Summary and Analysis
As per Afghani custom, Amir and Baba return to the Taheri house the next day for lafz, the "ceremony of 'giving word.'" Baba had instructed Amir to kiss Khanum Taheri's hand, which he does, and, according to tradition, Soraya is not initially present.
Realizing that Baba does not have long to live, the traditional engagement period is minimized, and Baba spends nearly all of his life's savings on the wedding. Soraya moves in with Amir and Baba, and within one month of the wedding, Baba dies.
After burying his father, Amir begins to learn about the quirks and traits of his new family. The General, he finds out, is waiting for the monarchy to return to rule Afghanistan and thinks his services will be needed. The General also suffers from migraines.
During their life together, Amir and Soraya are enrolled in school, and Amir writes his first novel. Eventually he finds an agent, and then a publisher. After three years of marriage, Amir and Soraya start to try and have a child, and after a year of not being able to get pregnant, they decide they should consult a doctor.

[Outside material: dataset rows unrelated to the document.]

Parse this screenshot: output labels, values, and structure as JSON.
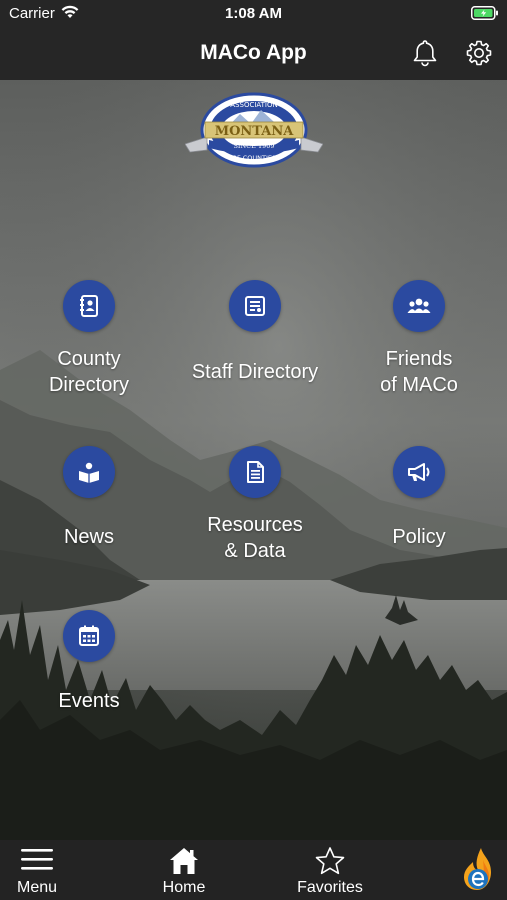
{
  "status_bar": {
    "carrier": "Carrier",
    "time": "1:08 AM"
  },
  "header": {
    "title": "MACo App",
    "bell_icon": "bell-icon",
    "settings_icon": "gear-icon"
  },
  "logo": {
    "top_text": "ASSOCIATION",
    "state_text": "MONTANA",
    "since_text": "SINCE 1909",
    "bottom_text": "OF COUNTIES"
  },
  "grid": [
    {
      "label_line1": "County",
      "label_line2": "Directory",
      "icon": "contacts-book-icon"
    },
    {
      "label_line1": "Staff Directory",
      "label_line2": "",
      "icon": "staff-card-icon"
    },
    {
      "label_line1": "Friends",
      "label_line2": "of MACo",
      "icon": "group-icon"
    },
    {
      "label_line1": "News",
      "label_line2": "",
      "icon": "news-reader-icon"
    },
    {
      "label_line1": "Resources",
      "label_line2": "& Data",
      "icon": "document-icon"
    },
    {
      "label_line1": "Policy",
      "label_line2": "",
      "icon": "megaphone-icon"
    },
    {
      "label_line1": "Events",
      "label_line2": "",
      "icon": "calendar-icon"
    }
  ],
  "tab_bar": {
    "menu": "Menu",
    "home": "Home",
    "favorites": "Favorites",
    "brand_icon": "flame-e-logo-icon"
  },
  "colors": {
    "bar_bg": "#262626",
    "icon_circle": "#2b4aa0",
    "text": "#ffffff"
  }
}
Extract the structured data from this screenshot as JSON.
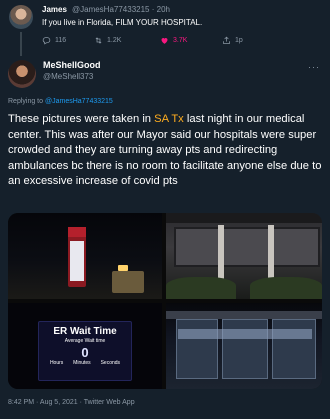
{
  "parent_tweet": {
    "name": "James",
    "handle": "@JamesHa77433215",
    "time": "20h",
    "text": "If you live in Florida, FILM YOUR HOSPITAL.",
    "replies": "116",
    "retweets": "1.2K",
    "likes": "3.7K",
    "share": "1p"
  },
  "tweet": {
    "name": "MeShellGood",
    "handle": "@MeShell373",
    "more_icon": "···",
    "replying_prefix": "Replying to",
    "replying_to": "@JamesHa77433215",
    "text_pre": "These pictures were taken in ",
    "text_highlight": "SA Tx",
    "text_post": " last night in our medical center. This was after our Mayor said our hospitals were super crowded and they are turning away pts and redirecting ambulances bc there is no room to facilitate anyone else due to an excessive increase of covid pts",
    "timestamp": "8:42 PM · Aug 5, 2021 · Twitter Web App"
  },
  "media": {
    "er_sign": {
      "title": "ER Wait Time",
      "subtitle": "Average Wait time",
      "value": "0",
      "hours": "Hours",
      "minutes": "Minutes",
      "seconds": "Seconds"
    }
  },
  "colors": {
    "background": "#15202b",
    "muted": "#8b98a5",
    "link": "#1d9bf0",
    "highlight": "#ffad1f",
    "like": "#f91880"
  }
}
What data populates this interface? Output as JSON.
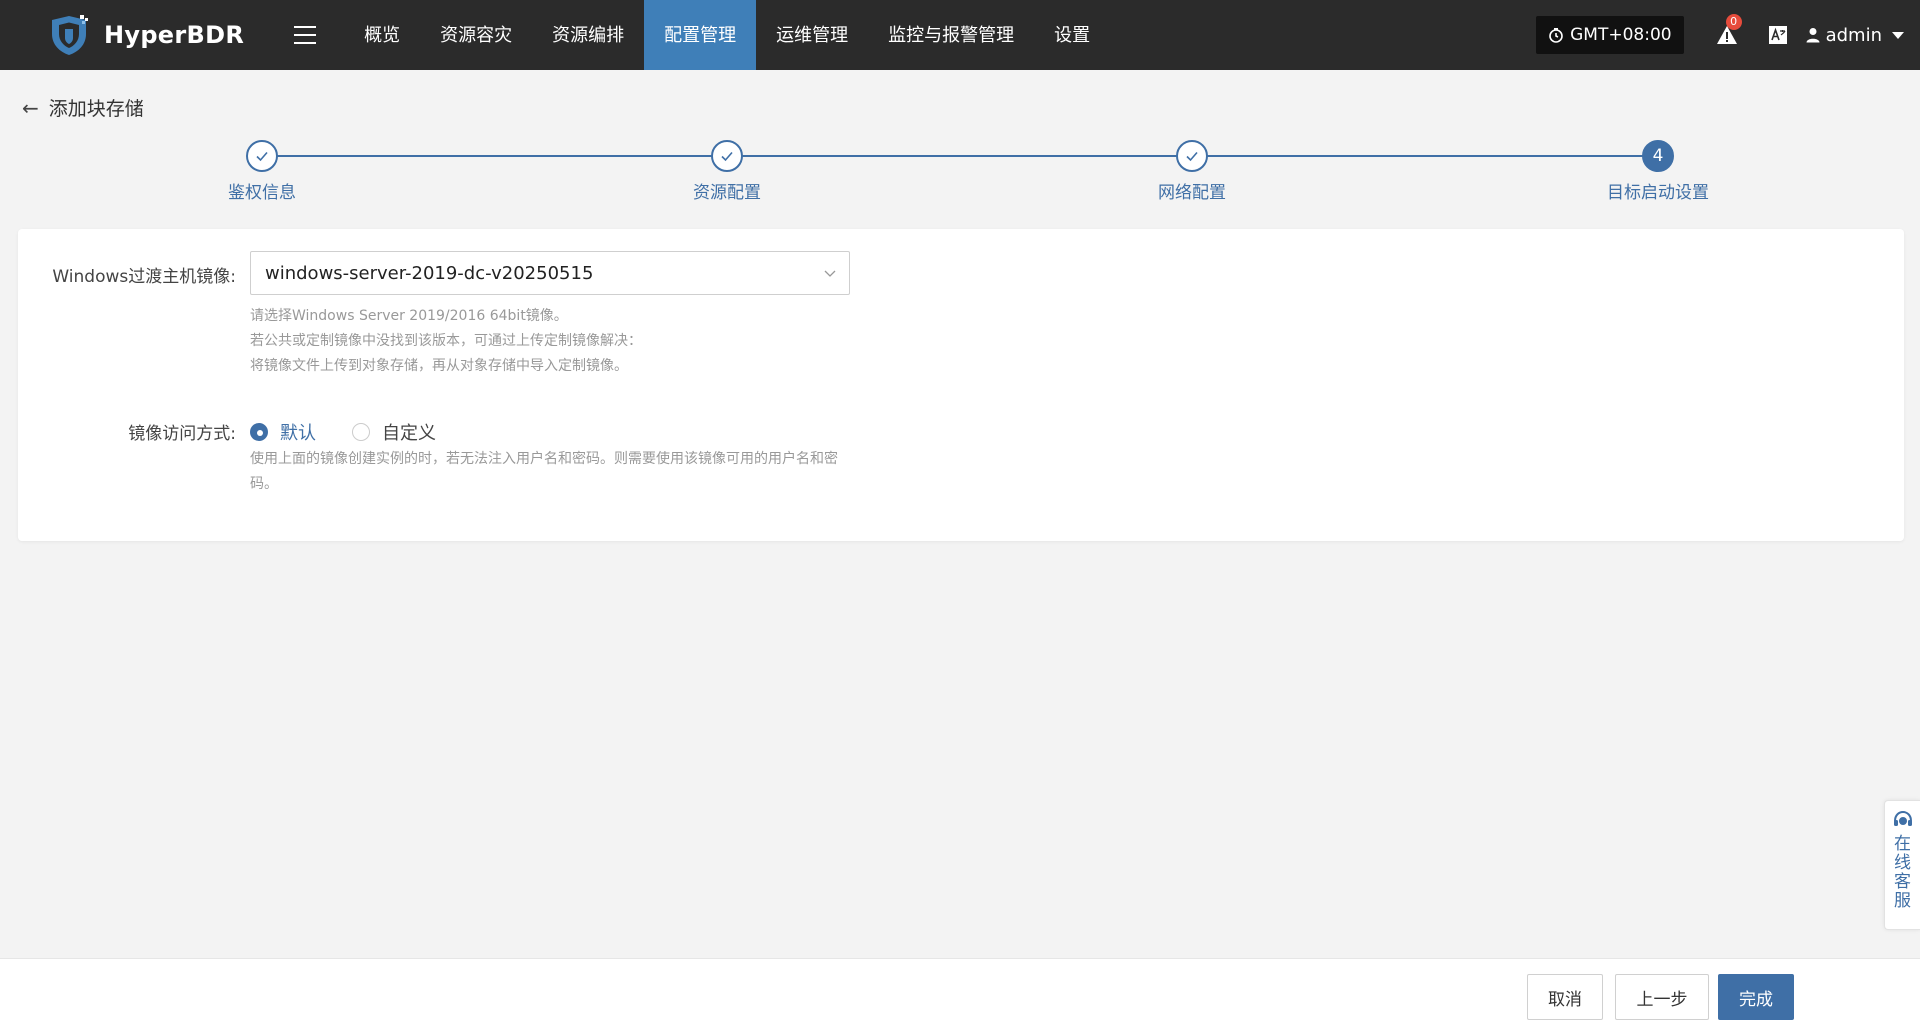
{
  "app": {
    "name": "HyperBDR"
  },
  "nav": {
    "items": [
      {
        "label": "概览"
      },
      {
        "label": "资源容灾"
      },
      {
        "label": "资源编排"
      },
      {
        "label": "配置管理"
      },
      {
        "label": "运维管理"
      },
      {
        "label": "监控与报警管理"
      },
      {
        "label": "设置"
      }
    ],
    "active_index": 3
  },
  "header_right": {
    "timezone": "GMT+08:00",
    "alert_count": "0",
    "user": "admin"
  },
  "page": {
    "title": "添加块存储"
  },
  "steps": [
    {
      "label": "鉴权信息",
      "state": "done"
    },
    {
      "label": "资源配置",
      "state": "done"
    },
    {
      "label": "网络配置",
      "state": "done"
    },
    {
      "label": "目标启动设置",
      "state": "current",
      "number": "4"
    }
  ],
  "form": {
    "image": {
      "label": "Windows过渡主机镜像:",
      "value": "windows-server-2019-dc-v20250515",
      "help": [
        "请选择Windows Server 2019/2016 64bit镜像。",
        "若公共或定制镜像中没找到该版本，可通过上传定制镜像解决：",
        "将镜像文件上传到对象存储，再从对象存储中导入定制镜像。"
      ]
    },
    "access": {
      "label": "镜像访问方式:",
      "options": [
        {
          "label": "默认",
          "checked": true
        },
        {
          "label": "自定义",
          "checked": false
        }
      ],
      "help": "使用上面的镜像创建实例的时，若无法注入用户名和密码。则需要使用该镜像可用的用户名和密码。"
    }
  },
  "footer": {
    "cancel": "取消",
    "prev": "上一步",
    "finish": "完成"
  },
  "service": {
    "label": "在线客服"
  },
  "colors": {
    "topbar": "#2b2b2b",
    "accent": "#3f6fa6",
    "nav_active": "#3f7fb8",
    "badge": "#e74c3c"
  }
}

No biological reason is found to explain their inability to get pregnant, a situation referred to as "unexplained infertility." After attempting a variety of methods, including in vitro fertilization, the doctor eventually mentions adoption. At this time, Soraya and Amir share with her parents what they have been going through while attempting to reproduce. Khala Jamila is the only one who thinks adoption might be a good thing. Soraya wants a child of her own; the General is wary of not knowing the bloodline of the infant; and Amir views being childless as a form of divine justice.
After the Russian withdrawal from Afghanistan, the world pretty much forgets what is going on inside this country. Amir personifies the emptiness of Soraya's womb and it becomes a part of their relationship, a part of their family.
During his wedding celebration, Amir remembers thinking of Hassan and Hassan's wedding day — if he even had one — which indicates his compassion and interest and demonstrates his growth as a character. Amir also shows a new sense of maturity at Baba's funeral, when he realizes that he no longer has his father to lead him.
Soraya says "I won't bruise his precious ego," indicating that although she disagrees with her father and wants to distance herself from his hopes and dreams, she will still maintain a level of respect that her father should be afforded. This reveals her character's desire to respect her old-world traditions and new-world sensibilities.
The General's words about blood, family, and adoption not only foreshadow future events in the novel but also address the thematic topic of familial obligation and responsibility. And Amir's response to his childlessness addresses a sense of punishment and/or fairness (depending on your perspective) while simultaneously developing the ideas of karma, the wheel of fortune, and divine justice. Amir appears to be pretty accepting of their infertility primarily because he has a sense of order in the universe that almost makes this slight suffering transferable.